It’s been a few months since Wonder Boy: Asha in Monster World was announced. Have any particular improvements or changes been implemented since the initial reveal?
There are many (laughs). Since we released some screenshots, we have received a variety of opinions from all over the world. We looked through each of them, picked out the ones that we should consider, and discussed them. As a result, we actually improved a number of things. For example, the painting of Leo und Praprill at the back of the Palace was added at this time, in response to requests for a memorial element to tie in with the Monster World series.
One of the most common requests was for Asha’s movement, which must have looked really bad in the first trailer (laughs). The impressions of Asha’s movements were different from the original, her face was too young, and her motions were not sharp enough, etc. The lack of sharpness in the motions was an opinion shared by the development team, and since it is a fundamental part of an action game, we actively improved it.
We were worried about how to respond to the suggestion that the impression was different from the original. In some cases, people supplemented the image in their brains with something more than what was represented by the Mega Drive pixel art, and compared it to that image and said it was different. Each person’s image of Asha is a little different. As a result, we thought it would be most correct to match the image by Ozora-san, who drew the original picture, so we added corrections while checking with her for details that could not be discerned from the dot pictures.
We’ve been seeing a lot of remakes for the Wonder Boy games over the past few years. Do you feel like there’s room to expand the series with an entirely new entry?
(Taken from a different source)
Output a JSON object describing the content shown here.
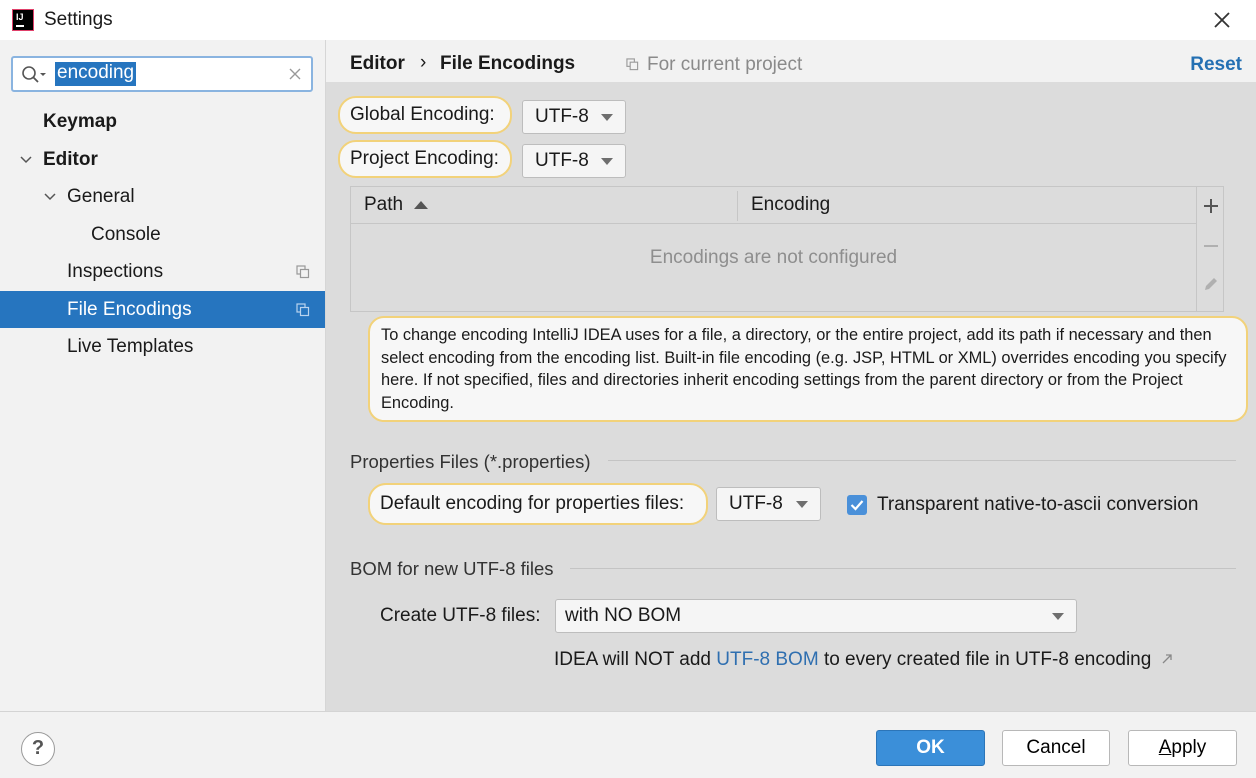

Since this IP has received so much attention from so many people, I think it is possible. How successful will this project be? That will be one benchmark of it. Of course, I’d like to see it sell well and lead to the next one.
Since we are planning and developing this game as a remake of the original, we intentionally avoided making any changes or additions that would take away from the impression of the original, because we wanted to strongly emphasize the concept of developing a 2D platform game in a 3D field. Nevertheless, many ideas come to mind when developing a game. This time I decided not to implement those ideas, but I’m excited to use them in my next game.
Is there anything else you’d like to share with those that are looking forward to Wonder Boy: Asha in Monster World?
While meeting the expectations of fans who loved the original Mega Drive version of MW4, we also aimed to be accepted by new fans who are interested in Asha’s adventures. We have thought about “What is the ideal remake?” a lot and we made this game as a result. It can also be said that this work proposes a new style of platform action game that utilizes 3D field. I hope it will be a symbolic example of something new being born from something old.
So, please try Asha and Pepelogoo’s adventure. Even if you know the story, the climax of the cinematic demo will make you cry. It made me cry. Experience it for yourself.
Wonder Boy: Asha in Monster World is slated for April 22 in Japan. Those in North America and Europe can expect the game on Switch sometime in Q2 2021.